This season (October 2022–September 2023), India’s production of chillies is anticipated to increase by 23%, and jeera (cumin) and pepper production are also anticipated to rise. According to reports presented at the International Spice Congress 2023 (ISC 2023), however, turmeric production will probably be lower due to waterlogging of the fields during the monsoon. Jeera prices are anticipated to rise although chilli prices may not rise as much as they did last year, according to a panel at ISC2023, which was hosted by the All India Spices Exporters Forum.
With the exception of pepper, the outlook for the world’s crops will match India’s production trend. In comparison to 5.21 lt last season, the world’s pepper production is estimated to be 5.39 lakh tonnes (lt) this season. The production of cumin over the world is still less than 5 lakh tonnes, and it is still less than it was before the pandemic in India. According to the studies titled “Reboot n’ rebound Beyond the new normal” that were presented at the conclusion of ISC2023, India’s chilli will probably benefit from a 10% decline in the Chinese harvest. India’s chilli crop is not in danger from the black thrips, which severely damaged the plants and reduced output and production.

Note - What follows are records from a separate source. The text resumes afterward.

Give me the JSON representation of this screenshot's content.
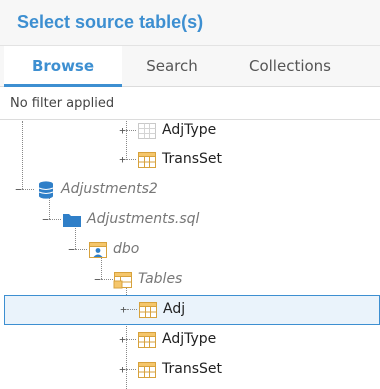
{
  "dialog": {
    "title": "Select source table(s)"
  },
  "tabs": [
    {
      "label": "Browse",
      "active": true
    },
    {
      "label": "Search",
      "active": false
    },
    {
      "label": "Collections",
      "active": false
    }
  ],
  "filter": {
    "status": "No filter applied"
  },
  "tree": {
    "rows": [
      {
        "label": "AdjType",
        "type": "table",
        "italic": false
      },
      {
        "label": "TransSet",
        "type": "table",
        "italic": false
      },
      {
        "label": "Adjustments2",
        "type": "database",
        "italic": true
      },
      {
        "label": "Adjustments.sql",
        "type": "folder",
        "italic": true
      },
      {
        "label": "dbo",
        "type": "schema",
        "italic": true
      },
      {
        "label": "Tables",
        "type": "tables-group",
        "italic": true
      },
      {
        "label": "Adj",
        "type": "table",
        "italic": false,
        "selected": true
      },
      {
        "label": "AdjType",
        "type": "table",
        "italic": false
      },
      {
        "label": "TransSet",
        "type": "table",
        "italic": false
      }
    ]
  },
  "colors": {
    "accent": "#3d8fd1",
    "selection_bg": "#eaf3fb",
    "table_icon_header": "#f5c66b",
    "database_icon": "#2f7fc8",
    "folder_icon": "#2f7fc8"
  }
}
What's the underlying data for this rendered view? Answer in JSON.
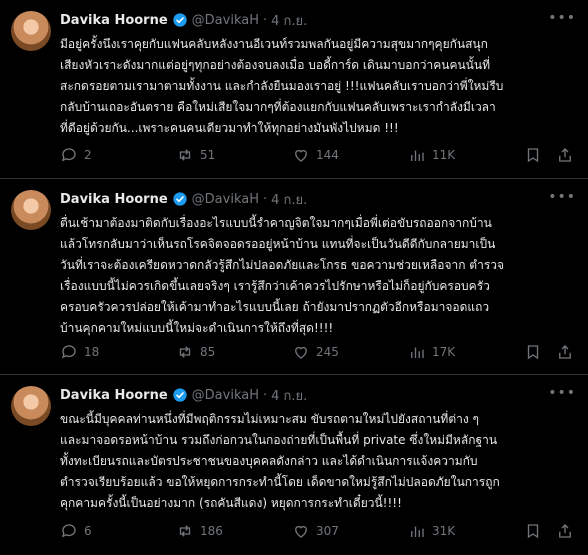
{
  "colors": {
    "background": "#000000",
    "text": "#e7e9ea",
    "muted": "#71767b",
    "verified": "#1d9bf0",
    "divider": "#2f3336"
  },
  "tweets": [
    {
      "name": "Davika Hoorne",
      "handle": "@DavikaH",
      "separator": "·",
      "date": "4 ก.ย.",
      "text": "มีอยู่ครั้งนึงเราคุยกับแฟนคลับหลังงานอีเวนท์รวมพลกันอยู่มีความสุขมากๆคุยกันสนุก\nเสียงหัวเราะดังมากแต่อยู่ๆทุกอย่างต้องจบลงเมื่อ บอดี้การ์ด เดินมาบอกว่าคนคนนั้นที่\nสะกดรอยตามเรามาตามทั้งงาน และกำลังยืนมองเราอยู่ !!!แฟนคลับเราบอกว่าพี่ใหม่รีบ\nกลับบ้านเถอะอันตราย คือใหม่เสียใจมากๆที่ต้องแยกกับแฟนคลับเพราะเรากำลังมีเวลา\nที่ดีอยู่ด้วยกัน...เพราะคนคนเดียวมาทำให้ทุกอย่างมันพังไปหมด !!!",
      "replies": "2",
      "reposts": "51",
      "likes": "144",
      "views": "11K"
    },
    {
      "name": "Davika Hoorne",
      "handle": "@DavikaH",
      "separator": "·",
      "date": "4 ก.ย.",
      "text": "ตื่นเช้ามาต้องมาติดกับเรื่องอะไรแบบนี้รำคาญจิตใจมากๆเมื่อพี่เต่อขับรถออกจากบ้าน\nแล้วโทรกลับมาว่าเห็นรถโรคจิตจอดรออยู่หน้าบ้าน แทนที่จะเป็นวันดีดีกับกลายมาเป็น\nวันที่เราจะต้องเครียดหวาดกลัวรู้สึกไม่ปลอดภัยและโกรธ ขอความช่วยเหลือจาก ตำรวจ\nเรื่องแบบนี้ไม่ควรเกิดขึ้นเลยจริงๆ เรารู้สึกว่าเค้าควรไปรักษาหรือไม่ก็อยู่กับครอบครัว\nครอบครัวควรปล่อยให้เค้ามาทำอะไรแบบนี้เลย ถ้ายังมาปรากฏตัวอีกหรือมาจอดแถว\nบ้านคุกคามใหม่แบบนี้ใหม่จะดำเนินการให้ถึงที่สุด!!!!",
      "replies": "18",
      "reposts": "85",
      "likes": "245",
      "views": "17K"
    },
    {
      "name": "Davika Hoorne",
      "handle": "@DavikaH",
      "separator": "·",
      "date": "4 ก.ย.",
      "text": "ขณะนี้มีบุคคลท่านหนึ่งที่มีพฤติกรรมไม่เหมาะสม ขับรถตามใหม่ไปยังสถานที่ต่าง ๆ\nและมาจอดรอหน้าบ้าน รวมถึงก่อกวนในกองถ่ายที่เป็นพื้นที่ private ซึ่งใหม่มีหลักฐาน\nทั้งทะเบียนรถและบัตรประชาชนของบุคคลดังกล่าว และได้ดำเนินการแจ้งความกับ\nตำรวจเรียบร้อยแล้ว ขอให้หยุดการกระทำนี้โดย เด็ดขาดใหม่รู้สึกไม่ปลอดภัยในการถูก\nคุกคามครั้งนี้เป็นอย่างมาก (รถคันสีแดง) หยุดการกระทำเดี๋ยวนี้!!!!",
      "replies": "6",
      "reposts": "186",
      "likes": "307",
      "views": "31K"
    }
  ],
  "icons": {
    "verified": "verified-badge-icon",
    "more": "more-icon",
    "reply": "reply-icon",
    "repost": "repost-icon",
    "like": "like-icon",
    "views": "views-icon",
    "bookmark": "bookmark-icon",
    "share": "share-icon"
  }
}
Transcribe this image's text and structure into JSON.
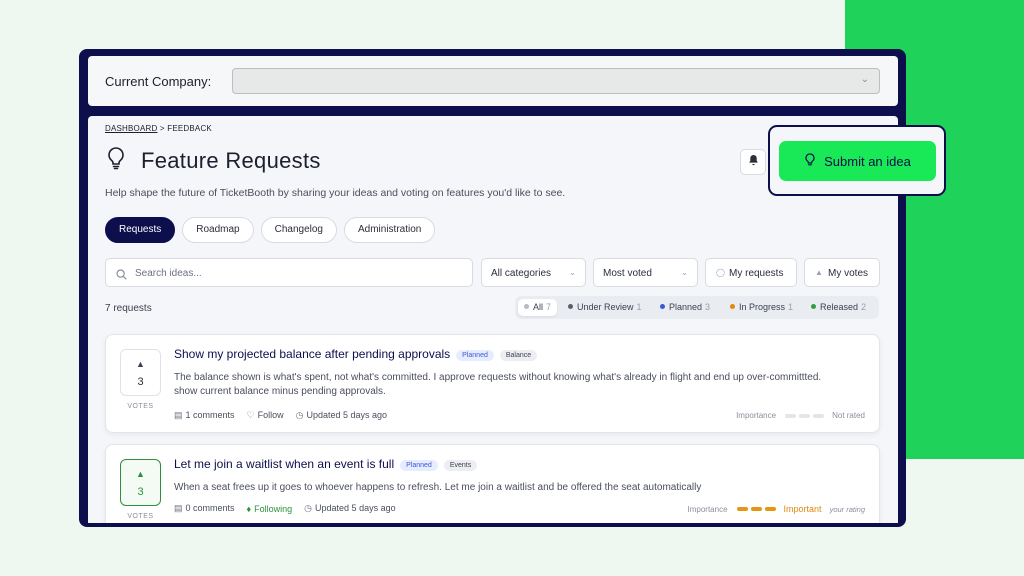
{
  "company": {
    "label": "Current Company:",
    "selected": ""
  },
  "breadcrumb": {
    "root": "DASHBOARD",
    "sep": ">",
    "current": "FEEDBACK"
  },
  "page": {
    "title": "Feature Requests",
    "subtitle": "Help shape the future of TicketBooth by sharing your ideas and voting on features you'd like to see."
  },
  "actions": {
    "submit_label": "Submit an idea"
  },
  "tabs": [
    {
      "label": "Requests",
      "active": true
    },
    {
      "label": "Roadmap",
      "active": false
    },
    {
      "label": "Changelog",
      "active": false
    },
    {
      "label": "Administration",
      "active": false
    }
  ],
  "filters": {
    "search_placeholder": "Search ideas...",
    "category": "All categories",
    "sort": "Most voted",
    "my_requests": "My requests",
    "my_votes": "My votes"
  },
  "list": {
    "count_label": "7 requests",
    "statuses": [
      {
        "label": "All",
        "count": "7",
        "color": "#b5bac3"
      },
      {
        "label": "Under Review",
        "count": "1",
        "color": "#5a5f6b"
      },
      {
        "label": "Planned",
        "count": "3",
        "color": "#3b58d8"
      },
      {
        "label": "In Progress",
        "count": "1",
        "color": "#e08a0c"
      },
      {
        "label": "Released",
        "count": "2",
        "color": "#2f9e44"
      }
    ]
  },
  "requests": [
    {
      "votes": "3",
      "votes_label": "VOTES",
      "title": "Show my projected balance after pending approvals",
      "status_tag": "Planned",
      "category_tag": "Balance",
      "description": "The balance shown is what's spent, not what's committed. I approve requests without knowing what's already in flight and end up over-committted. show current balance minus pending approvals.",
      "comments": "1 comments",
      "follow": "Follow",
      "updated": "Updated 5 days ago",
      "importance_label": "Importance",
      "importance_value": "Not rated",
      "importance_level": 0
    },
    {
      "votes": "3",
      "votes_label": "VOTES",
      "title": "Let me join a waitlist when an event is full",
      "status_tag": "Planned",
      "category_tag": "Events",
      "description": "When a seat frees up it goes to whoever happens to refresh. Let me join a waitlist and be offered the seat automatically",
      "comments": "0 comments",
      "follow": "Following",
      "updated": "Updated 5 days ago",
      "importance_label": "Importance",
      "importance_value": "Important",
      "importance_note": "your rating",
      "importance_level": 3
    }
  ],
  "icons": {
    "title": "lightbulb-icon",
    "bell": "bell-icon",
    "search": "search-icon",
    "comment": "comment-icon",
    "clock": "clock-icon"
  }
}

As a result, the production of chillies decreased to 12 million tonnes (mt). With the farmers’ viewpoint shifting, a higher yield of 11.5 tonnes of chillies per acre is anticipated. Production will probably grow to 16 mt as a result. Production of jeera, which fell by 20% to 3.88 lt last season, is predicted to increase to 4.14 this season. The outcome is that global production will increase to 4.35 lt from 4.08 lt. According to the analysis produced by ITC Ltd, net supply from India is expected to decline by 7%, maintaining the bullish outlook for pricing.
During the post-Covid period, pepper planting suffers from neglected farms, expensive labour, poor returns, curtained demand, and supply-chain instability. According to the report, which was created by Herbs and Spices, production in India may rise from 52,000 tonnes the previous season to 53,500 tonnes. Low rates of insect attack and sparing chemical use are likely to be advantageous for farmers. Although the price trajectory for turmeric will be determined by demand, the season’s huge carryover supply of 1.7 lt is a negative issue.